== EXTRACTED RECORDS
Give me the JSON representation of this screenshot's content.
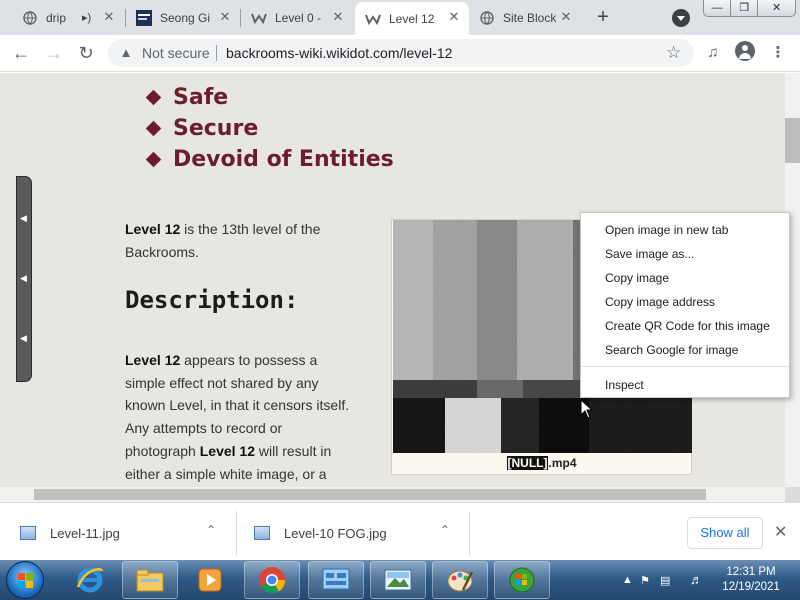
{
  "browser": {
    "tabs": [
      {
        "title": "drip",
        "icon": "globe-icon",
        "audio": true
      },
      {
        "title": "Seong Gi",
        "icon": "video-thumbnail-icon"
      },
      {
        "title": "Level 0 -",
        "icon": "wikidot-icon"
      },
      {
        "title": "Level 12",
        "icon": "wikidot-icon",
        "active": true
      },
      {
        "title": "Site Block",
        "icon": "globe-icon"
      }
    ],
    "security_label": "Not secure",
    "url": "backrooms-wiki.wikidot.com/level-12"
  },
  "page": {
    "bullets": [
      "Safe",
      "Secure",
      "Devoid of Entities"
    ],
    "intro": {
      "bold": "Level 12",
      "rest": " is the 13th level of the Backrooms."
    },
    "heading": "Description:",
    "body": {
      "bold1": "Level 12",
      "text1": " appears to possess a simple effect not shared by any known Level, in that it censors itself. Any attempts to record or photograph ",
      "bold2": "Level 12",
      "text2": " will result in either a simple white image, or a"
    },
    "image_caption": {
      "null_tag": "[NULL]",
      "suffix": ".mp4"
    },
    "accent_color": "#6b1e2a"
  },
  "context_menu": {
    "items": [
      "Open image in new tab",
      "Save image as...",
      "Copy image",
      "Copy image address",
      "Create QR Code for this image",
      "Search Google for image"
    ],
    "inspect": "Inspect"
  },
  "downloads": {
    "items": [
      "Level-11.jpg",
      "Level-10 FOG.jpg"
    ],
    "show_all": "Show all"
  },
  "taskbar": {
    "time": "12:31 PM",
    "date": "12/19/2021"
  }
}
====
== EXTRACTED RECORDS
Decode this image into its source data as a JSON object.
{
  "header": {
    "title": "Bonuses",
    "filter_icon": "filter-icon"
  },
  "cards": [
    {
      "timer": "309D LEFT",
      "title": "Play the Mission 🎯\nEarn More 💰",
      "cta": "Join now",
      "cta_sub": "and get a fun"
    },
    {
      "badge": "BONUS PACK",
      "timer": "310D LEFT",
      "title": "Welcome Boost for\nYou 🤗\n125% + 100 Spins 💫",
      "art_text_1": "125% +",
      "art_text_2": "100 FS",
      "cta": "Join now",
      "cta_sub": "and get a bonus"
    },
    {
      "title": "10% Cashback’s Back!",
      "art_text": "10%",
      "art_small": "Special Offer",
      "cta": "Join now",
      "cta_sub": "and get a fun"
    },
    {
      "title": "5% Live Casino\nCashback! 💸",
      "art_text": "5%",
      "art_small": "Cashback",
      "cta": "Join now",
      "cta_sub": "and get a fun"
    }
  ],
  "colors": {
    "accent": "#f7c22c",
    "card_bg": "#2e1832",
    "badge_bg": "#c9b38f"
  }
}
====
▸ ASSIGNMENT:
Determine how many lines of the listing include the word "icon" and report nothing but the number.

▸ EXERCISE SOLUTION:
6